The Classical alibi in physique photography


Stowitts photographed by Nickolas Muray.

The title is from two gallery pages at the Queer Arts Resource which runs through a history of the old subterfuge whereby homoerotic pictures were decorated to look suitably Greek or Roman. This seldom fooled anyone, even in Oscar Wilde’s day, but it no doubt helped to keep the studios out of the law courts.
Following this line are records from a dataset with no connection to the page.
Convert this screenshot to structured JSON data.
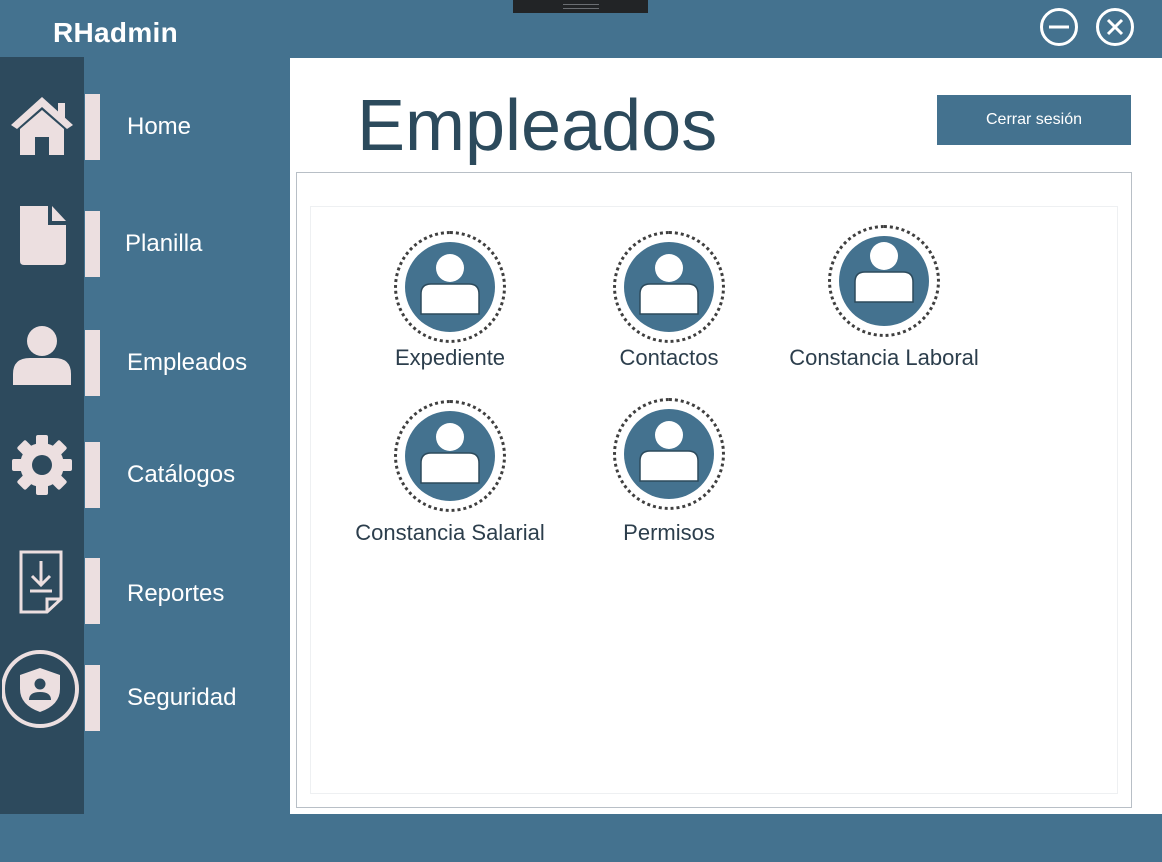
{
  "window": {
    "app_title": "RHadmin",
    "minimize_icon": "minimize-circle-icon",
    "close_icon": "close-circle-icon"
  },
  "colors": {
    "accent": "#44728f",
    "rail": "#2d4a5d",
    "nav_marker": "#ecdfe0",
    "title_text": "#2c4a5c"
  },
  "sidebar": {
    "items": [
      {
        "label": "Home",
        "icon": "home-icon"
      },
      {
        "label": "Planilla",
        "icon": "document-icon"
      },
      {
        "label": "Empleados",
        "icon": "user-icon"
      },
      {
        "label": "Catálogos",
        "icon": "gear-icon"
      },
      {
        "label": "Reportes",
        "icon": "download-report-icon"
      },
      {
        "label": "Seguridad",
        "icon": "shield-user-icon"
      }
    ]
  },
  "main": {
    "title": "Empleados",
    "logout_label": "Cerrar sesión",
    "tiles": [
      {
        "label": "Expediente",
        "icon": "user-avatar-icon"
      },
      {
        "label": "Contactos",
        "icon": "user-avatar-icon"
      },
      {
        "label": "Constancia Laboral",
        "icon": "user-avatar-icon"
      },
      {
        "label": "Constancia Salarial",
        "icon": "user-avatar-icon"
      },
      {
        "label": "Permisos",
        "icon": "user-avatar-icon"
      }
    ]
  }
}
Amid the plaster columns and antique props there’s a card I hadn’t seen before promoting dancer and artist Hubert Stowitts whose role as a satyr is one of the most memorable moments in Rex Ingram’s 1926 film of The Magician.
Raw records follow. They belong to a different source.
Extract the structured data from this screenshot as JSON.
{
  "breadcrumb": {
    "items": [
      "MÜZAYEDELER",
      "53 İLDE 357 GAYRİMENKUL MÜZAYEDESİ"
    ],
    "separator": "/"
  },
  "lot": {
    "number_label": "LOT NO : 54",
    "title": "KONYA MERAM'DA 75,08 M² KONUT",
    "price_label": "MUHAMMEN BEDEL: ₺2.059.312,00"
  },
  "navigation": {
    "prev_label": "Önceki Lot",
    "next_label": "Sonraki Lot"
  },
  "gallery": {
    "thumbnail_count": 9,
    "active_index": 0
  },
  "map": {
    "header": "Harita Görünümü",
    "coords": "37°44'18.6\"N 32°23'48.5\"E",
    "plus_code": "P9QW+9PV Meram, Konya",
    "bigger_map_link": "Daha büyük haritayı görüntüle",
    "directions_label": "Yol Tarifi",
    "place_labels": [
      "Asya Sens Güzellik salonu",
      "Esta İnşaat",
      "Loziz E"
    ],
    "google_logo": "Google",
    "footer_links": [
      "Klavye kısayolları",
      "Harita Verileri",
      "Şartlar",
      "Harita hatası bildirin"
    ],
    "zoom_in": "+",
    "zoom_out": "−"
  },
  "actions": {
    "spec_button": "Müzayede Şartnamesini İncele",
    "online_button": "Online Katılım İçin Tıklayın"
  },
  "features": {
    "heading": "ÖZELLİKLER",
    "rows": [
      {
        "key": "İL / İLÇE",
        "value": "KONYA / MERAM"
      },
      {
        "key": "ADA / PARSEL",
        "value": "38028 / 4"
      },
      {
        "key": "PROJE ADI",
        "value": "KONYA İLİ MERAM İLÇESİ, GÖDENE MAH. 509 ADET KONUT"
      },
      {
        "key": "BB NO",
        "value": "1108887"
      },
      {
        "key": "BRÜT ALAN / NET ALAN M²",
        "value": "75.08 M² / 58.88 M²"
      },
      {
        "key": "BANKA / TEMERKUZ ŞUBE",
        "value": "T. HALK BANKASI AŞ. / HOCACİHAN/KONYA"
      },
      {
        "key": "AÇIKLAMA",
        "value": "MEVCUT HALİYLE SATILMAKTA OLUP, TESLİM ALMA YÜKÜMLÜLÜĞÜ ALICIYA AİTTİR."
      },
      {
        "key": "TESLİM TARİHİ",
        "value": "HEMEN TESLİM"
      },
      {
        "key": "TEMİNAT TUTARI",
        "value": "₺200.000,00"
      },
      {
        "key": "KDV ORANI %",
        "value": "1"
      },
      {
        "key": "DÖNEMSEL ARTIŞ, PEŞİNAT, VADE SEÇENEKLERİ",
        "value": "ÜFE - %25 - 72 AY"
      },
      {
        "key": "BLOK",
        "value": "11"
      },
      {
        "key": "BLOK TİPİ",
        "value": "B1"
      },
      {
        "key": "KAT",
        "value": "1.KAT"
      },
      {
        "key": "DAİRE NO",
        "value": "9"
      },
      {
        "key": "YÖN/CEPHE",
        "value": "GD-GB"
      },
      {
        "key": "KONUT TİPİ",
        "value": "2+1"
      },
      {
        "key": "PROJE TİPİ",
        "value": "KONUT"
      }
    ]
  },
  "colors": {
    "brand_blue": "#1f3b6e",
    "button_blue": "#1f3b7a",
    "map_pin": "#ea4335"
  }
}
Jim Galahad.

Also at Queer Arts is a copy of The Dying Gaul with a model who’s in the peak of health and a lot more well-hung than most Greek sculptures.
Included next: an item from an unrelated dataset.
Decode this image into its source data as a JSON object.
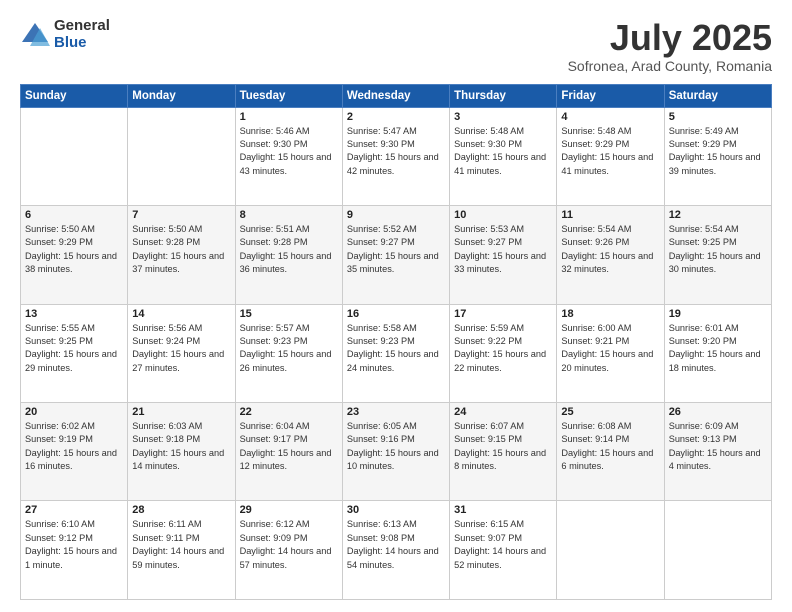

This picture is something I found ages ago on a lost web page and now have a tenuous reason to post here. What looks like erotica is actually a fashion shoot (and he’s wearing swimming trunks) but it shows how the Classical mode persists. He looks like he wants to see more of Jim’s sword…

Elsewhere on { feuilleton }
The gay artists archive
The men with swords archive

The art of Hubert Stowitts, 1892–1953


Left: Stowitts photgraphed by Nickolas Muray, 1922.

Hubert Julian Stowitts had a number of careers, including dancer, film actor, painter, designer and metaphysician. As a dancer he worked with Anna Pavlova, who discovered him in California in 1915 and took him on tour around the world. His statuesque figure was used by Rex Ingram for the infernal scenes in The Magician (1926), an adaptation of Somerset Maugham’s rather limp roman-à-clef based on the exploits of Aleister Crowley. The scene with Stowitts as a satyr owed nothing to the book, however, being more inspired by the director’s fondness for the tales of Arthur Machen. Most photos that turn up from this film show Stowitts rather than Paul Wegener who played the sinister alchemist of the title.

Stowitt’s painting developed in the 1930s and included a series of 55 paintings of nude (male) athletes for the 1936 Olympics (see Ewoud Broeksma’s contemporary equivalents at Other paintings depicted dance scenes, costume designs, people encountered during travels in the Far East and, in the 1950s, a series of ten Theosophist pictures entitled The Atomic Age Suite.


Prince Suwarno in Mahabarata role (1928).


Briggs Hunt and William Golden (1936).


The Crucifixion in Space (1950).

The Stowitts Museum and Library
Stowitts at the Queer Arts Resource

Elsewhere on { feuilleton }
The gay artists archive

Previously on { feuilleton }
The art of Nicholas Kalmakoff, 1873–1955